Take the 2-minute tour ×
Database Administrators Stack Exchange is a question and answer site for database professionals who wish to improve their database skills and learn from others in the community. It's 100% free, no registration required.

I have a "phones" table with around 120 000 records, it contains phone_id, phone_number, phone_user_name, phone_last_contacted, etc.

The phone_id is index and looks like: 1,2,3,4 ... 120 000.

But I often update different fields like "phone_last_contacted":

UPDATE phones SET phone_last_contacted = '01-01-2013' WHERE phone_number = '+123456789'

The "slow query" log says that query read many records before finding the right one to update;

Would it be a performance upgrade if I set the phone_number to be the index? Considering that all phone_numbers are unique in this table. If the phone_number is the index, does this mean that mysql will know how to go directly to the row to update instead of reading many rows and find the right row ? Is that the purpose of an index or multiple indexes ?

Edit: I just changed the "UPDATE" query to find the row by phone_id (which was primary key and unique), it was a huge difference. Makes sense for me now, it no longer has to look in each row in order to find the phone_number, it can find it faster by phone_id: enter image description here

share|improve this question
    
Could you also post the create table statement? And some information how many records the table holds right now and the used storage engine? –  Raymond Nijland Aug 14 '13 at 12:07
    
This is a good example of one of the primary rules of fast queries: seek, don't scan. There's a lot to learn here; you could start with this thread: dba.stackexchange.com/questions/18528/…. –  Jon of All Trades Aug 14 '13 at 18:50
add comment

2 Answers

You speak of "the index" so I assume you mean "the clustered index." I'd actually start by just slapping a unique index on phone_number - if you're confident that it really is and always will be unique, and if it's the field you most often filter by.

If it is unique, it's a good example of a "candidate key" - you could, technically, use it as a primary key. However, it's also a "business key" - driven by human logic, and therefore susceptible to change, unlike an IDENTITY or other machine-generated sequence, like your phone_id field. Biz keys are generally poor candidates for the PK, thus sticking with your current PK/clustered key.

share|improve this answer
    
I didn't do that but it helped me understand how it works. I changed my "update" query to find by phone_id instead of phone_number and it is much faster. I posted an image above. –  adrianTNT Aug 14 '13 at 17:53
add comment

Jon of All Trades already covered most of the question with good points of picking the key field(s), but I'll add something about the purpose of indexing in DBs, since that was also asked...

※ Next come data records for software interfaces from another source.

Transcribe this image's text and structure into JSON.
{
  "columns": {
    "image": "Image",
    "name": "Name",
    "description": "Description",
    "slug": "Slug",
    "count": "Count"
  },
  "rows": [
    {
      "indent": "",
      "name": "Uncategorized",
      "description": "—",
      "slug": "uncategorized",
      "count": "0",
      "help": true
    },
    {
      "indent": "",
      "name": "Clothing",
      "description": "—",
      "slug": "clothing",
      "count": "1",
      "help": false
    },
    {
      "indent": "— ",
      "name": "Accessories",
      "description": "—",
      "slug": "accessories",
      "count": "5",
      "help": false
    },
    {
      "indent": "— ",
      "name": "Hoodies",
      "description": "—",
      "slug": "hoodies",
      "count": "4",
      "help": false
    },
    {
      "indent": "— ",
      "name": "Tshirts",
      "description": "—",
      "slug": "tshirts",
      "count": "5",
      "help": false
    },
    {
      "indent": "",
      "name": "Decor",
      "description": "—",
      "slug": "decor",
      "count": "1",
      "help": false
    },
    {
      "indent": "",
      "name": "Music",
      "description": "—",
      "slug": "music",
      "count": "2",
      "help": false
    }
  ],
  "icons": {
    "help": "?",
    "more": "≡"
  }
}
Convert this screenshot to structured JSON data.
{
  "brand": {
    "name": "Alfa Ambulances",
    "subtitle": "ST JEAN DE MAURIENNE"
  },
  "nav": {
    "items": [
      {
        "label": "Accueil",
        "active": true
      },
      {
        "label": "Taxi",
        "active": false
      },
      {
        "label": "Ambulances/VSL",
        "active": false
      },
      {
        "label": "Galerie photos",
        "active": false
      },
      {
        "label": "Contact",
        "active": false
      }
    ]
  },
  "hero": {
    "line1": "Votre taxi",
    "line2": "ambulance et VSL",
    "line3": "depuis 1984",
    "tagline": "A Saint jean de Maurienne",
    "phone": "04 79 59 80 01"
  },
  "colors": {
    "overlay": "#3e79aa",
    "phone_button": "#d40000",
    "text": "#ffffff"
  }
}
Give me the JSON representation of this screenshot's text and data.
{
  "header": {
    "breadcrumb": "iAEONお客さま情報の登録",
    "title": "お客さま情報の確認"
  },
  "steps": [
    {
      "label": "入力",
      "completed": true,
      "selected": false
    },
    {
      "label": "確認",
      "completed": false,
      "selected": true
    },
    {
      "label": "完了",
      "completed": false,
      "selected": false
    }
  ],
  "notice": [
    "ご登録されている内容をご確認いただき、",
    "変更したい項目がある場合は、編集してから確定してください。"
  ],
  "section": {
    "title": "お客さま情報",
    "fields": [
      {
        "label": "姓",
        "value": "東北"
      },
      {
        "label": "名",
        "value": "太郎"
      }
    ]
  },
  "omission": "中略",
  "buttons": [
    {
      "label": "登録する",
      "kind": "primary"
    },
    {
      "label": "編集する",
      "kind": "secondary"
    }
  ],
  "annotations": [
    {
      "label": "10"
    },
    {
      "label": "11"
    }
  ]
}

The index is used for making the life easier for the DB engine by enabling it to have a concise presentation of column's data with references to the actual rows in the table. Thus it is generally always favorable to have indices on those columns that the table is queried by (i.e. those columns that appear in the where, group by, having and order by expressions). Then the DB engine doesn't need to scan through all the rows of the table but it can more efficiently find the matching rows.

To be able to have an index on a column (or a set of columns) it is not needed that the column (or the set of columns) has unique value. If the value is not unique, the index at least points the DB engine to the right parts of the table which still is a performance gain. The primary key of a table usually has a (unique) index since that is the field which is used in joining the table to other tables and thus it certainly will be queried by a lot (and the values also should be unique). The rest of the possible indices are usually left for a DB admin or designer to add after analysing the queries (unless the DB automatically adds them due to the constraints that have been defined on the tables).

The size of the performance improvement for a operation due to adding a suitable index can be very dramatic (most likely this is the case in the case you brought up here), but that does not apply to all cases, some queries just can't be helped with much other than rewriting them or redesinging the DB to better suit the queries thrown at it.

share|improve this answer
add comment

Your Answer

 
discard

By posting your answer, you agree to the privacy policy and terms of service.

Not the answer you're looking for? Browse other questions tagged or ask your own question.